* [Assignment]: Copy each line of the material in which the word "icon" appears.

*** Begin section ***

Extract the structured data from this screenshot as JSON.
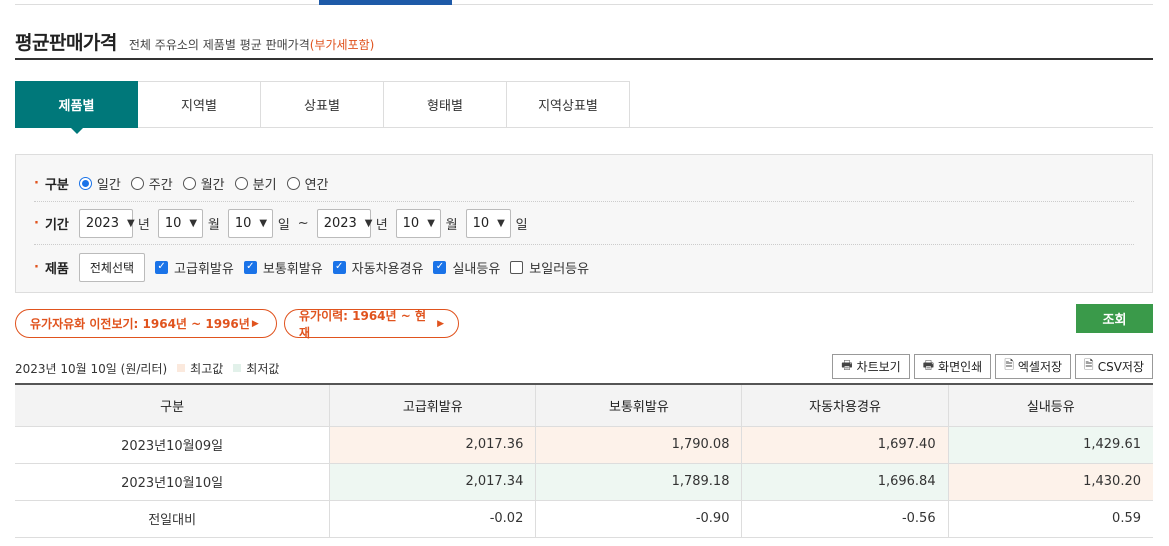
{
  "header": {
    "title": "평균판매가격",
    "subtitle": "전체 주유소의 제품별 평균 판매가격",
    "subtitle_highlight": "(부가세포함)"
  },
  "tabs": [
    {
      "label": "제품별",
      "active": true
    },
    {
      "label": "지역별",
      "active": false
    },
    {
      "label": "상표별",
      "active": false
    },
    {
      "label": "형태별",
      "active": false
    },
    {
      "label": "지역상표별",
      "active": false
    }
  ],
  "filters": {
    "period_type": {
      "label": "구분",
      "options": [
        "일간",
        "주간",
        "월간",
        "분기",
        "연간"
      ],
      "selected": "일간"
    },
    "date_range": {
      "label": "기간",
      "start_year": "2023",
      "start_month": "10",
      "start_day": "10",
      "end_year": "2023",
      "end_month": "10",
      "end_day": "10",
      "unit_year": "년",
      "unit_month": "월",
      "unit_day": "일",
      "separator": "~"
    },
    "products": {
      "label": "제품",
      "select_all_label": "전체선택",
      "items": [
        {
          "label": "고급휘발유",
          "checked": true
        },
        {
          "label": "보통휘발유",
          "checked": true
        },
        {
          "label": "자동차용경유",
          "checked": true
        },
        {
          "label": "실내등유",
          "checked": true
        },
        {
          "label": "보일러등유",
          "checked": false
        }
      ]
    }
  },
  "links": {
    "history_before": "유가자유화 이전보기: 1964년 ~ 1996년",
    "price_history": "유가이력: 1964년 ~ 현재"
  },
  "search_label": "조회",
  "meta": {
    "date_unit": "2023년 10월 10일 (원/리터)",
    "legend_max": "최고값",
    "legend_min": "최저값"
  },
  "tools": {
    "chart": "차트보기",
    "print": "화면인쇄",
    "excel": "엑셀저장",
    "csv": "CSV저장"
  },
  "table": {
    "headers": [
      "구분",
      "고급휘발유",
      "보통휘발유",
      "자동차용경유",
      "실내등유"
    ],
    "rows": [
      {
        "label": "2023년10월09일",
        "values": [
          "2,017.36",
          "1,790.08",
          "1,697.40",
          "1,429.61"
        ]
      },
      {
        "label": "2023년10월10일",
        "values": [
          "2,017.34",
          "1,789.18",
          "1,696.84",
          "1,430.20"
        ]
      },
      {
        "label": "전일대비",
        "values": [
          "-0.02",
          "-0.90",
          "-0.56",
          "0.59"
        ]
      }
    ]
  },
  "colors": {
    "accent": "#00787a",
    "highlight": "#e0531e",
    "search_button": "#3a9a4a",
    "max_cell": "#fdf2ea",
    "min_cell": "#eef7f2"
  }
}
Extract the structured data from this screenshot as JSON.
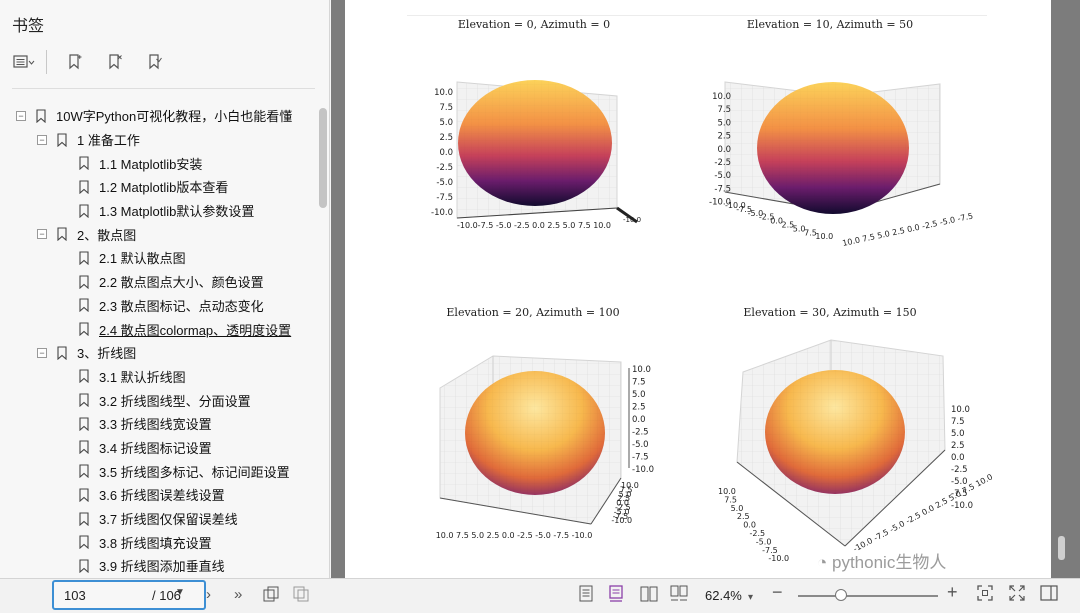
{
  "sidebar": {
    "title": "书签",
    "toolbar": [
      "list-menu-icon",
      "bookmark-add-icon",
      "bookmark-remove-icon",
      "bookmark-icon"
    ],
    "tree": [
      {
        "label": "10W字Python可视化教程，小白也能看懂",
        "level": 0,
        "expanded": true
      },
      {
        "label": "1 准备工作",
        "level": 1,
        "expanded": true
      },
      {
        "label": "1.1 Matplotlib安装",
        "level": 2
      },
      {
        "label": "1.2  Matplotlib版本查看",
        "level": 2
      },
      {
        "label": "1.3 Matplotlib默认参数设置",
        "level": 2
      },
      {
        "label": "2、散点图",
        "level": 1,
        "expanded": true
      },
      {
        "label": "2.1 默认散点图",
        "level": 2
      },
      {
        "label": "2.2 散点图点大小、颜色设置",
        "level": 2
      },
      {
        "label": "2.3 散点图标记、点动态变化",
        "level": 2
      },
      {
        "label": "2.4 散点图colormap、透明度设置",
        "level": 2,
        "selected": true
      },
      {
        "label": "3、折线图",
        "level": 1,
        "expanded": true
      },
      {
        "label": "3.1 默认折线图",
        "level": 2
      },
      {
        "label": "3.2 折线图线型、分面设置",
        "level": 2
      },
      {
        "label": "3.3 折线图线宽设置",
        "level": 2
      },
      {
        "label": "3.4 折线图标记设置",
        "level": 2
      },
      {
        "label": "3.5 折线图多标记、标记间距设置",
        "level": 2
      },
      {
        "label": "3.6 折线图误差线设置",
        "level": 2
      },
      {
        "label": "3.7 折线图仅保留误差线",
        "level": 2
      },
      {
        "label": "3.8 折线图填充设置",
        "level": 2
      },
      {
        "label": "3.9 折线图添加垂直线",
        "level": 2
      }
    ]
  },
  "document": {
    "plots": [
      {
        "title": "Elevation = 0, Azimuth = 0",
        "left_ticks": [
          "10.0",
          "7.5",
          "5.0",
          "2.5",
          "0.0",
          "-2.5",
          "-5.0",
          "-7.5",
          "-10.0"
        ],
        "bottom_ticks": "-10.0-7.5 -5.0 -2.5  0.0  2.5  5.0  7.5 10.0",
        "corner_ticks": "-10.0"
      },
      {
        "title": "Elevation = 10, Azimuth = 50",
        "left_ticks": [
          "10.0",
          "7.5",
          "5.0",
          "2.5",
          "0.0",
          "-2.5",
          "-5.0",
          "-7.5",
          "-10.0"
        ],
        "bottom_left_ticks": [
          "-10.0",
          "-7.5",
          "-5.0",
          "-2.5",
          "0.0",
          "2.5",
          "5.0",
          "7.5",
          "10.0"
        ],
        "bottom_right_ticks": "10.0 7.5 5.0 2.5 0.0 -2.5 -5.0 -7.5"
      },
      {
        "title": "Elevation = 20, Azimuth = 100",
        "right_ticks": [
          "10.0",
          "7.5",
          "5.0",
          "2.5",
          "0.0",
          "-2.5",
          "-5.0",
          "-7.5",
          "-10.0"
        ],
        "bottom_ticks": "10.0  7.5  5.0  2.5  0.0 -2.5 -5.0 -7.5 -10.0",
        "side_ticks": [
          "10.0",
          "7.5",
          "5.0",
          "2.5",
          "0.0",
          "-2.5",
          "-5.0",
          "-7.5",
          "-10.0"
        ]
      },
      {
        "title": "Elevation = 30, Azimuth = 150",
        "right_ticks": [
          "10.0",
          "7.5",
          "5.0",
          "2.5",
          "0.0",
          "-2.5",
          "-5.0",
          "-7.5",
          "-10.0"
        ],
        "bottom_left_ticks": [
          "10.0",
          "7.5",
          "5.0",
          "2.5",
          "0.0",
          "-2.5",
          "-5.0",
          "-7.5",
          "-10.0"
        ],
        "bottom_right_ticks": "-10.0 -7.5 -5.0 -2.5 0.0 2.5 5.0 7.5 10.0"
      }
    ],
    "watermark": "pythonic生物人"
  },
  "bottombar": {
    "page_current": "103",
    "page_total": "/ 106",
    "zoom": "62.4%"
  },
  "colors": {
    "accent": "#3d8fd4",
    "viewer_bg": "#7c7c7c",
    "sphere_top": "#fcd25a",
    "sphere_mid": "#e86b3c",
    "sphere_low": "#7a1f6e",
    "sphere_bottom": "#120a2e"
  }
}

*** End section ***

* [Written solution]:
      "list-menu-icon",
      "bookmark-add-icon",
      "bookmark-remove-icon",
      "bookmark-icon"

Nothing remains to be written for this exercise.